Data records for software interfaces
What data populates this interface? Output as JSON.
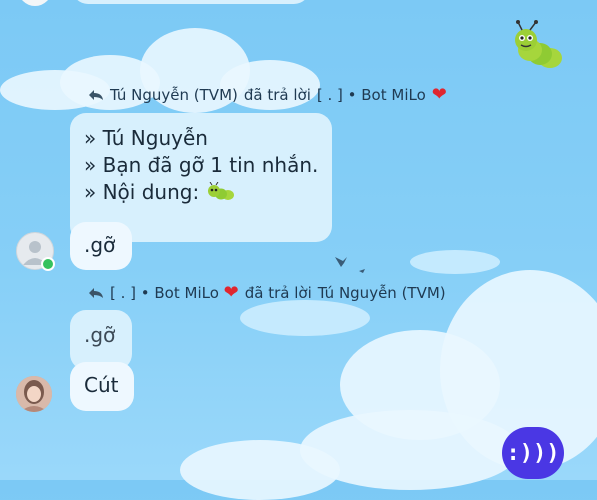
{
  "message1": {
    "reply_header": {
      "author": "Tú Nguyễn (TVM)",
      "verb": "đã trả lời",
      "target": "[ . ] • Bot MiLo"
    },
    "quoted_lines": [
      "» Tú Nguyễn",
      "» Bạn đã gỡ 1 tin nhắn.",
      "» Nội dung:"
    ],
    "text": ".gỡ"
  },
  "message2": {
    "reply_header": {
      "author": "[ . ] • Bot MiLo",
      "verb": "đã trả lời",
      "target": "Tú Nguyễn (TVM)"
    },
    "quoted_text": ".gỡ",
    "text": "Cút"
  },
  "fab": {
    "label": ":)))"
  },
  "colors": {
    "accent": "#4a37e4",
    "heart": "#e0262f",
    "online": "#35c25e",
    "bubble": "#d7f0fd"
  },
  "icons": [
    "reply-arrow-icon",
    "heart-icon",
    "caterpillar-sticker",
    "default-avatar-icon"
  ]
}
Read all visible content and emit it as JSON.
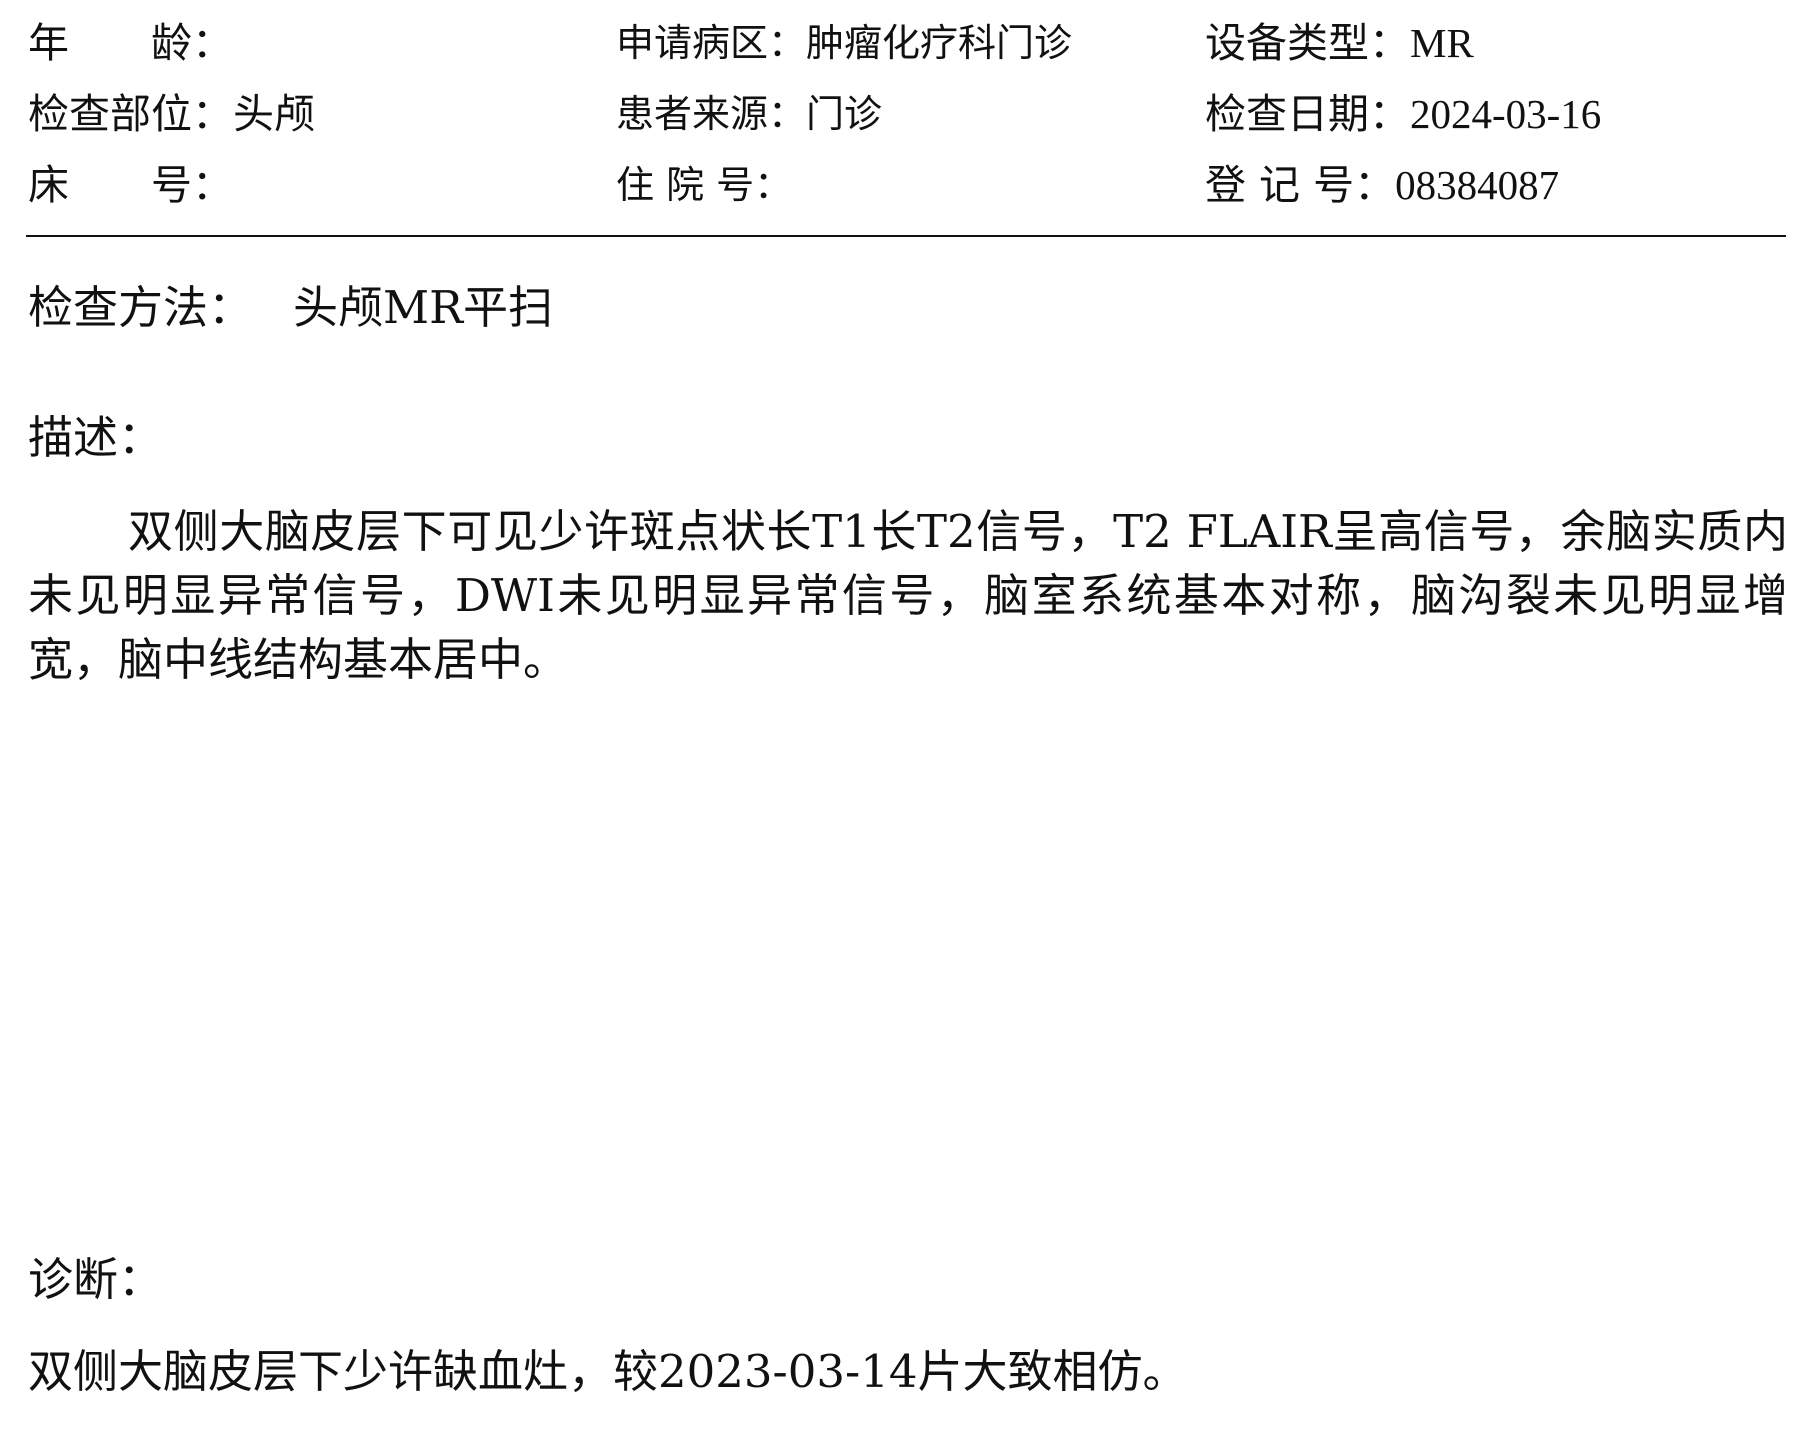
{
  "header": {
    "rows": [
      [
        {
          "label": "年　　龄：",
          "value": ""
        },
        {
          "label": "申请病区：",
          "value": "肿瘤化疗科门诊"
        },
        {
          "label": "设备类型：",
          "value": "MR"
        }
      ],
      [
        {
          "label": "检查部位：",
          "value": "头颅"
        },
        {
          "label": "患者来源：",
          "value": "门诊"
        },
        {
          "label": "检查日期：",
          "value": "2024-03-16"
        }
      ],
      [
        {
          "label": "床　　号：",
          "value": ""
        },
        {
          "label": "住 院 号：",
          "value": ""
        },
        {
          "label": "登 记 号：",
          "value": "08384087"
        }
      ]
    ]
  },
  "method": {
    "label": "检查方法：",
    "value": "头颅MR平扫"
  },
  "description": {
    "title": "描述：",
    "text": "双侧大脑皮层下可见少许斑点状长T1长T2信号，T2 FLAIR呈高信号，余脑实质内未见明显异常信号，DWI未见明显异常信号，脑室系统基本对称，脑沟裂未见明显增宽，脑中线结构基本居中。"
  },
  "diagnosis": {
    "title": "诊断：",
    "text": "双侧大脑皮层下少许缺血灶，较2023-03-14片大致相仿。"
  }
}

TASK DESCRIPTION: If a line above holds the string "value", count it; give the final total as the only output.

EXPECTED OUTPUT: 10